"Senator [Patty] Murray and I will very soon hold a hearing to gain a better understanding of how the Congress can support efforts to prevent further spread of the virus and protect families from being affected," Sen. Lamar AlexanderLamar AlexanderGroups warn of rural health 'crisis' under ObamaCare repeal Trump’s Army pick faces tough confirmation fight Trump faces risky ObamaCare choice MORE (R-Tenn.), who chairs the panel, said in a statement.
He added that he is working with agencies monitoring the virus, including the Centers for Disease Control and Prevention (CDC).
Alexander's comments come as Murray (D-Wash.) raised concerns Friday about the health risks from the Zika virus, which has been linked to birth defects.
In a letter to Sylvia Mathews Burwell, secretary of the Department of Health and Human Services (HHS), Murray said it is "imperative" that HHS be able to coordinate the public response across governments, including with other countries, and accelerate its work on diagnosing and treating the virus.

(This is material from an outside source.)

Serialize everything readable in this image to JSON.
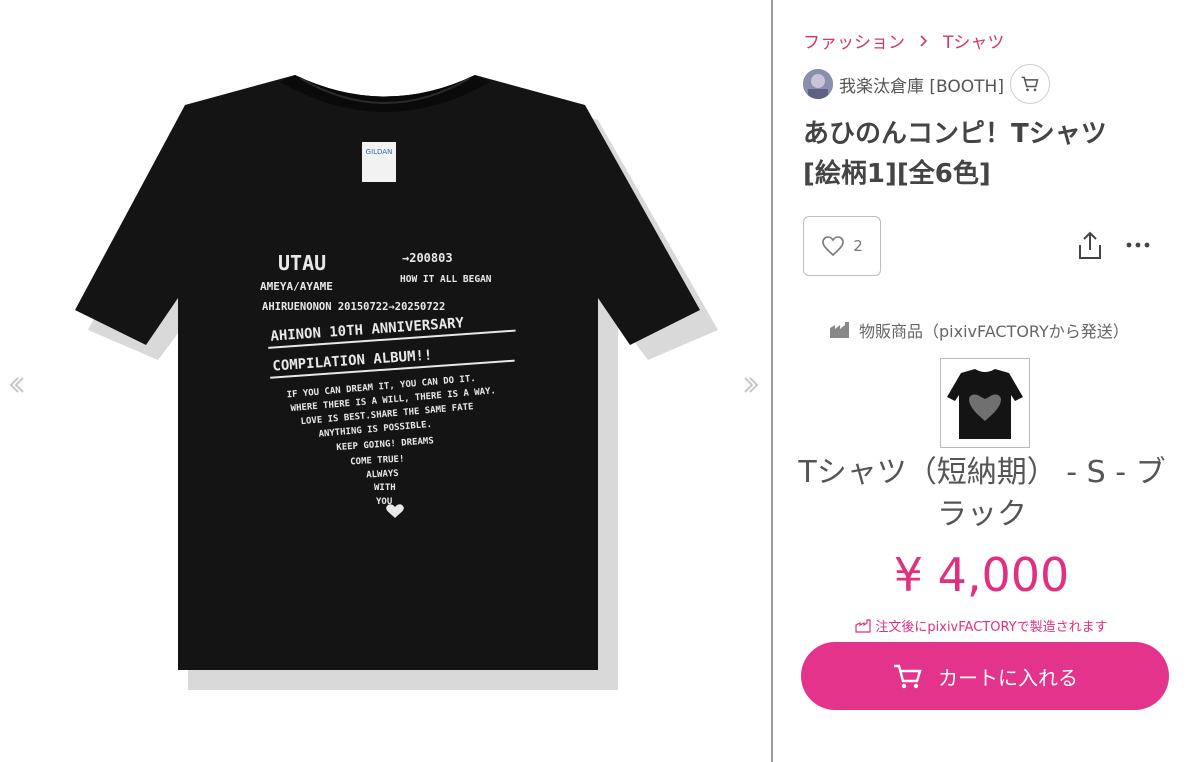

She added that while Zika exposure has been concentrated in Central and South America, it will likely "spread to all countries and territories ... including the United States" that have the mosquito that transmits the virus.
"I urge you to ensure HHS and its agencies are doing everything possible to ensure a robust and timely public health response and ask that you make me aware of any additional tools or resources needed to bolster your critical effort," Murray added.
She separately sent a letter to the American Congress of Obstetricians and Gynecologists and the American Academy of Pediatrics urging them to continue to work with the federal government on the virus.
Murray's is the latest in a growing number of letters from lawmakers pressing the administration to make sure it is prepared to handle the virus's spread.
While the CDC has warned pregnant women against traveling to Central and South America, administration officials have suggested that a widespread outbreak in the United States is unlikely.